◆ Your instructions
Find the string "this" in the data, and copy out each line that has it.

Excerpts from an interface dataset:
##########
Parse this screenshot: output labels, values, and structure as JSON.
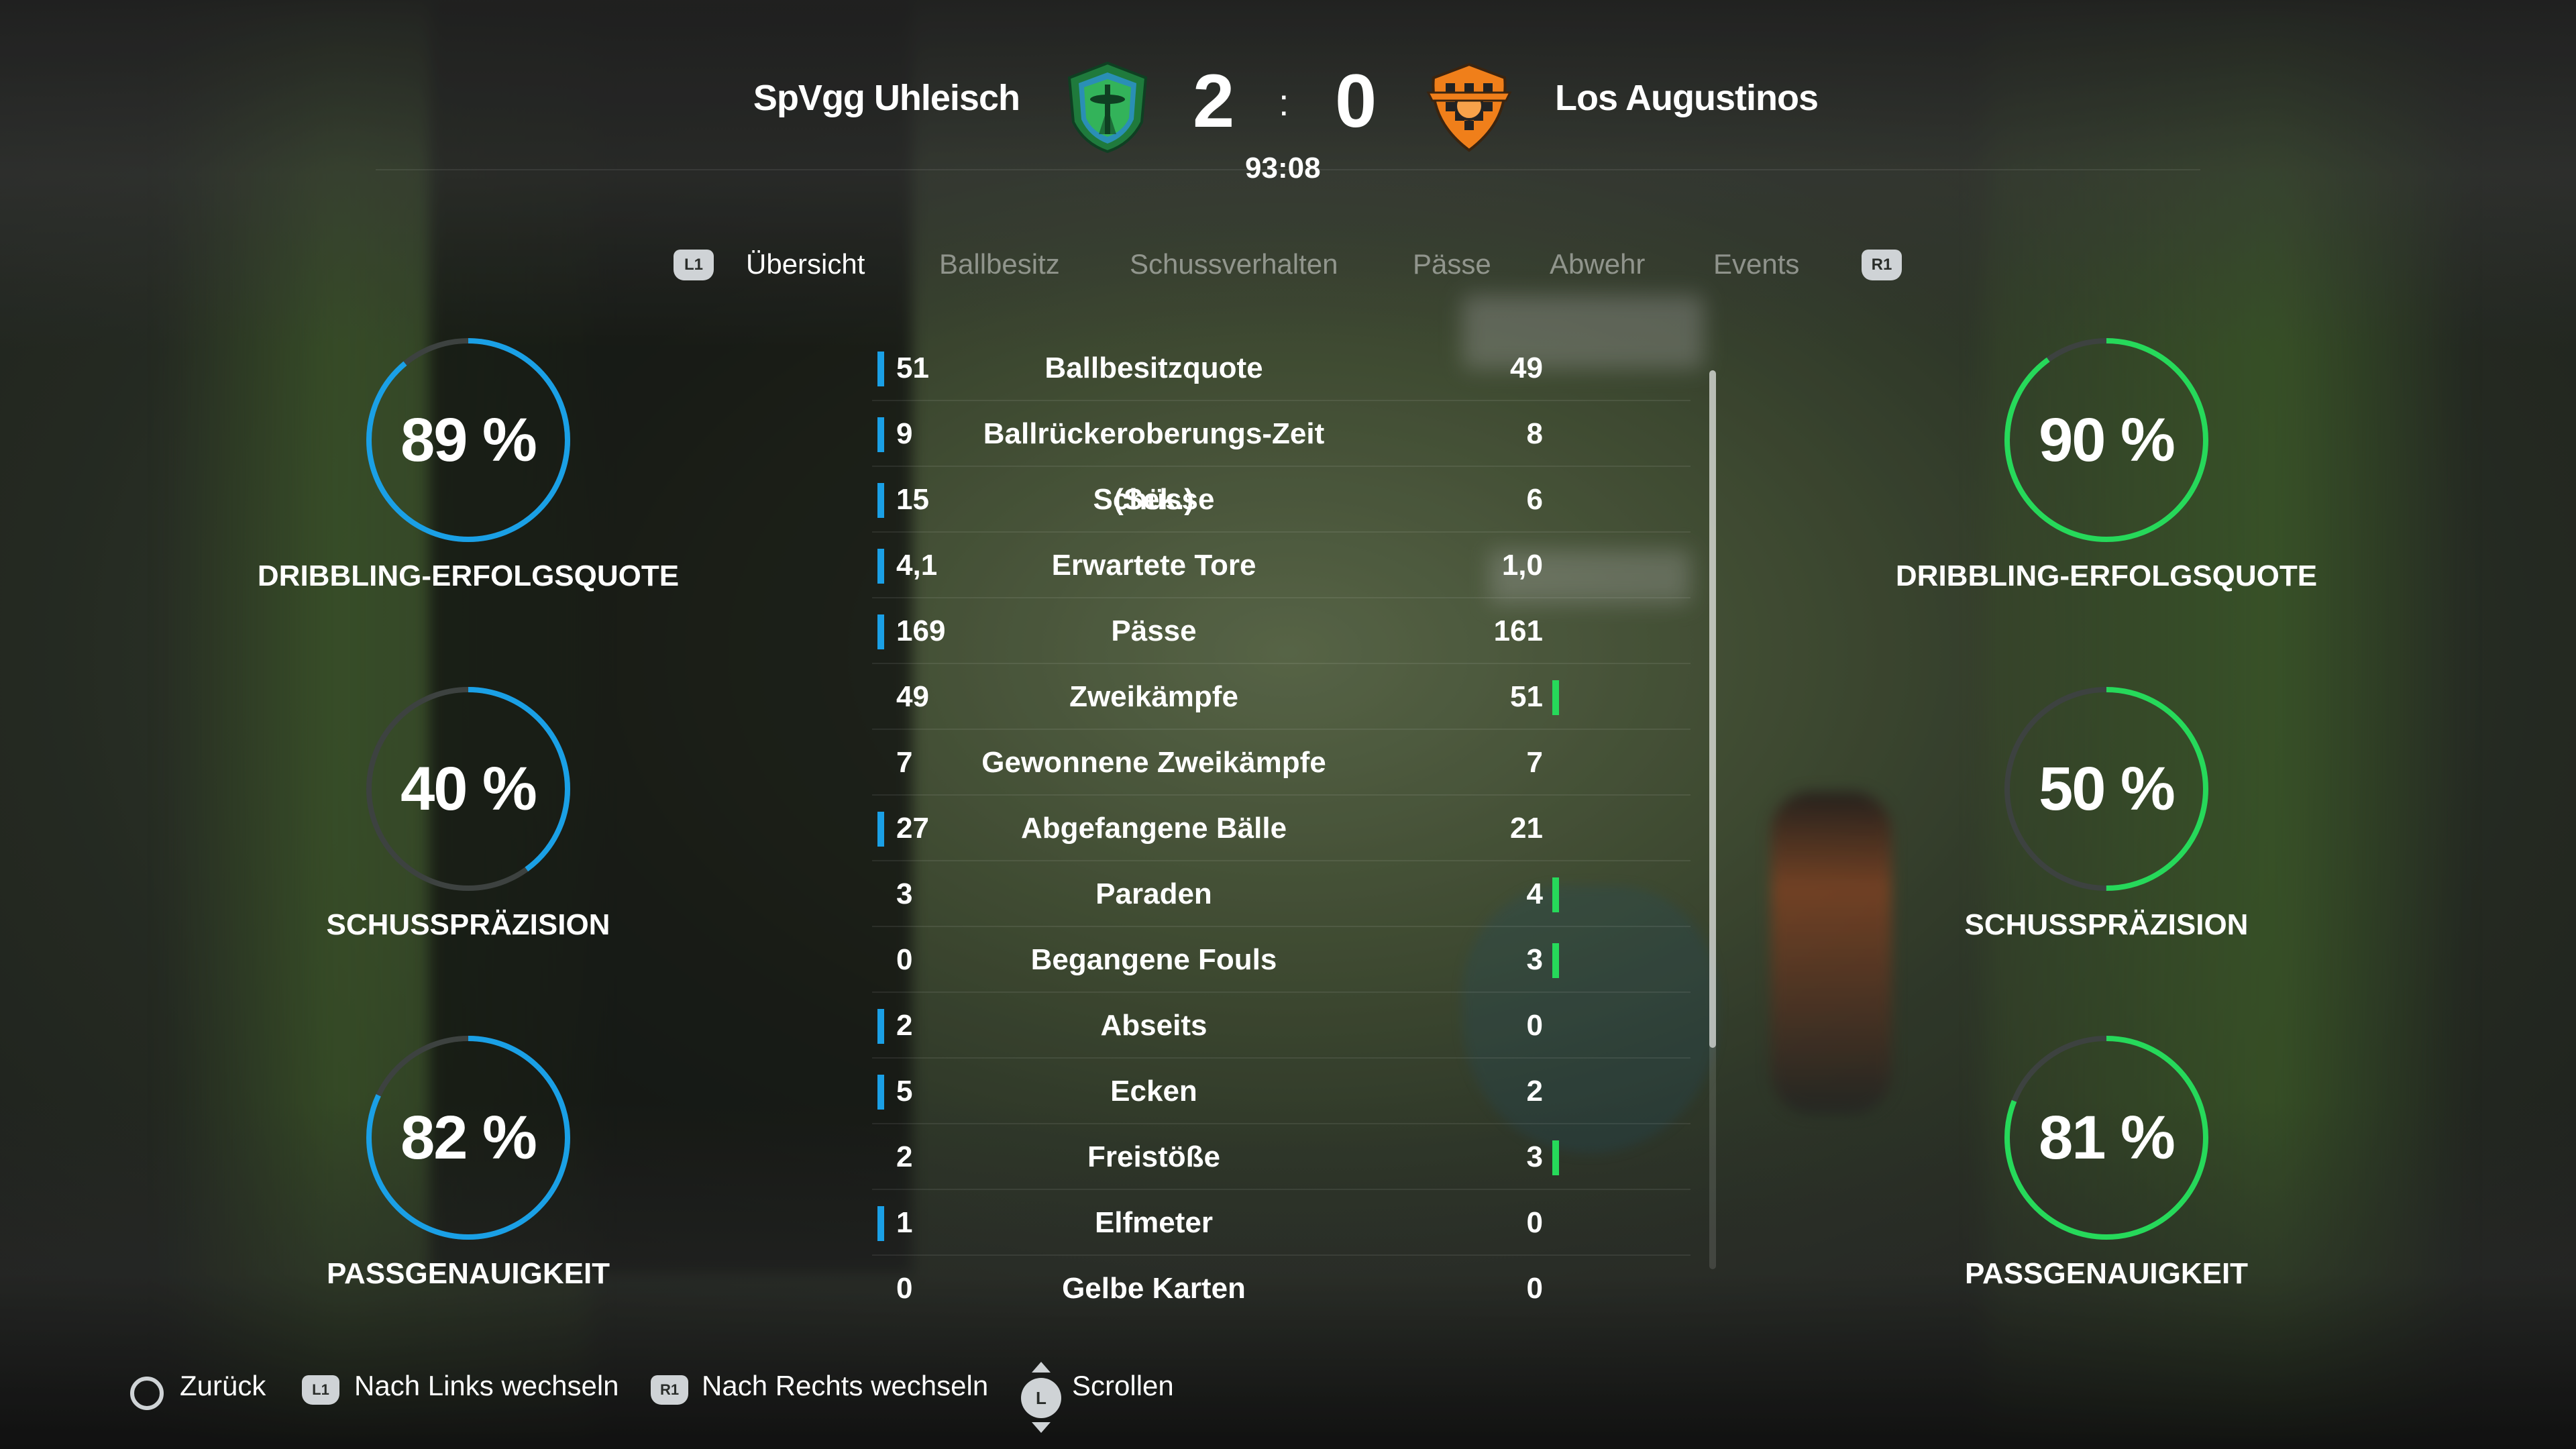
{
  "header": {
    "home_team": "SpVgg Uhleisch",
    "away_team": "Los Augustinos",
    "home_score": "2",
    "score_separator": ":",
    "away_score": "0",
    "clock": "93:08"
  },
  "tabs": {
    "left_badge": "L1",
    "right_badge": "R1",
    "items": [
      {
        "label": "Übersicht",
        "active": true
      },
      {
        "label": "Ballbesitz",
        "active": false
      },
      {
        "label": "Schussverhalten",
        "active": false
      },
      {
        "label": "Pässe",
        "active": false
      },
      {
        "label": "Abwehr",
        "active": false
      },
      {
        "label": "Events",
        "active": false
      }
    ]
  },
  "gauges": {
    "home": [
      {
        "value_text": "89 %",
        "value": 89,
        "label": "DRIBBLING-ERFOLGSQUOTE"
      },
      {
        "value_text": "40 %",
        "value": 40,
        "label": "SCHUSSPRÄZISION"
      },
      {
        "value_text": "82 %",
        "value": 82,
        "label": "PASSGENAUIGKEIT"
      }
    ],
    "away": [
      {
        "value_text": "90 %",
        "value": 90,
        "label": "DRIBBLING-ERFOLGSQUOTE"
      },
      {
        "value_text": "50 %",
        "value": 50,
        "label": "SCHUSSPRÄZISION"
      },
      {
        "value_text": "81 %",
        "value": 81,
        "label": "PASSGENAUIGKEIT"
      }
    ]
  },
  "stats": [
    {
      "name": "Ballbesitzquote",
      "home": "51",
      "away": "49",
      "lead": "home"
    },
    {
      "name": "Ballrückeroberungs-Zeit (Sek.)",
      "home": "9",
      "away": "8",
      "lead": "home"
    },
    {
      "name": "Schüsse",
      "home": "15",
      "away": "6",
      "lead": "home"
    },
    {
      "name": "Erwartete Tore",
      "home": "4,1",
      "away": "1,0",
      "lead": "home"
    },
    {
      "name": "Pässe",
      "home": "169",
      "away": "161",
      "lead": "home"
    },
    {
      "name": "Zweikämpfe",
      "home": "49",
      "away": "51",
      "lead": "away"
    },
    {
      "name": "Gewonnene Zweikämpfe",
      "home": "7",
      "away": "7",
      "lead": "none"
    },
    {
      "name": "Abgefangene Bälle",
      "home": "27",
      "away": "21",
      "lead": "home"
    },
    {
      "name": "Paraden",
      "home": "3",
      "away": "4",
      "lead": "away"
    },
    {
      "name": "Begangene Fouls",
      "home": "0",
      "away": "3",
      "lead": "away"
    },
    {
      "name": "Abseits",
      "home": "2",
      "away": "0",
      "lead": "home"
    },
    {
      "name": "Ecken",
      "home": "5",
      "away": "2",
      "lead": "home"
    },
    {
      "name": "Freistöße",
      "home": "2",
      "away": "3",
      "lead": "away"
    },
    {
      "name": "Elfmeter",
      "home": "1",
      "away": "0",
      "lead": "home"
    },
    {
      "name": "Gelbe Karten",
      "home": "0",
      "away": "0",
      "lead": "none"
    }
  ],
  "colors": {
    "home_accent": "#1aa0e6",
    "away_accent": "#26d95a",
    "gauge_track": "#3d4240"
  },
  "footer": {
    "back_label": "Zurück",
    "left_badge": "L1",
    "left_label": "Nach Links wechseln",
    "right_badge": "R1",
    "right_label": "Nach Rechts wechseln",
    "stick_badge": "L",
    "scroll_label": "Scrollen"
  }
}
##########
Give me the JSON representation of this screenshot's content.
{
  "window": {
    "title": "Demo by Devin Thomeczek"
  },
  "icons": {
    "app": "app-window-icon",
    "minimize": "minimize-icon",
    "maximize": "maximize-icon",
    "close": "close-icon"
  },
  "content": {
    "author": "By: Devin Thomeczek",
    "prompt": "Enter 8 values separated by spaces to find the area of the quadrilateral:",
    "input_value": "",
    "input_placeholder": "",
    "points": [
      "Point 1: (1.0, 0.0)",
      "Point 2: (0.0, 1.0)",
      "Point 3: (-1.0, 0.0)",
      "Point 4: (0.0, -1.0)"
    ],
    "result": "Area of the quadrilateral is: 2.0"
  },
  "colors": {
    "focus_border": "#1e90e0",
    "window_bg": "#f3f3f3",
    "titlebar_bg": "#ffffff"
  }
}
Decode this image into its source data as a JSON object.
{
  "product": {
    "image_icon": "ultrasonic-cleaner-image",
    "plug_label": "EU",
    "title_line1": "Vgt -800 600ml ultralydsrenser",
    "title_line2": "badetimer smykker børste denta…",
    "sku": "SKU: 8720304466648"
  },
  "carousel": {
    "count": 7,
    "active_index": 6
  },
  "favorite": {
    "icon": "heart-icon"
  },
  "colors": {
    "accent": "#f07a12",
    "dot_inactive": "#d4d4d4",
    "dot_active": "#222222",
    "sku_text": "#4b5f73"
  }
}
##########
◆ Exercise answer
Parse this screenshot: output labels, values, and structure as JSON.
Give me the JSON representation of this screenshot's content.
Decode this image into its source data as a JSON object.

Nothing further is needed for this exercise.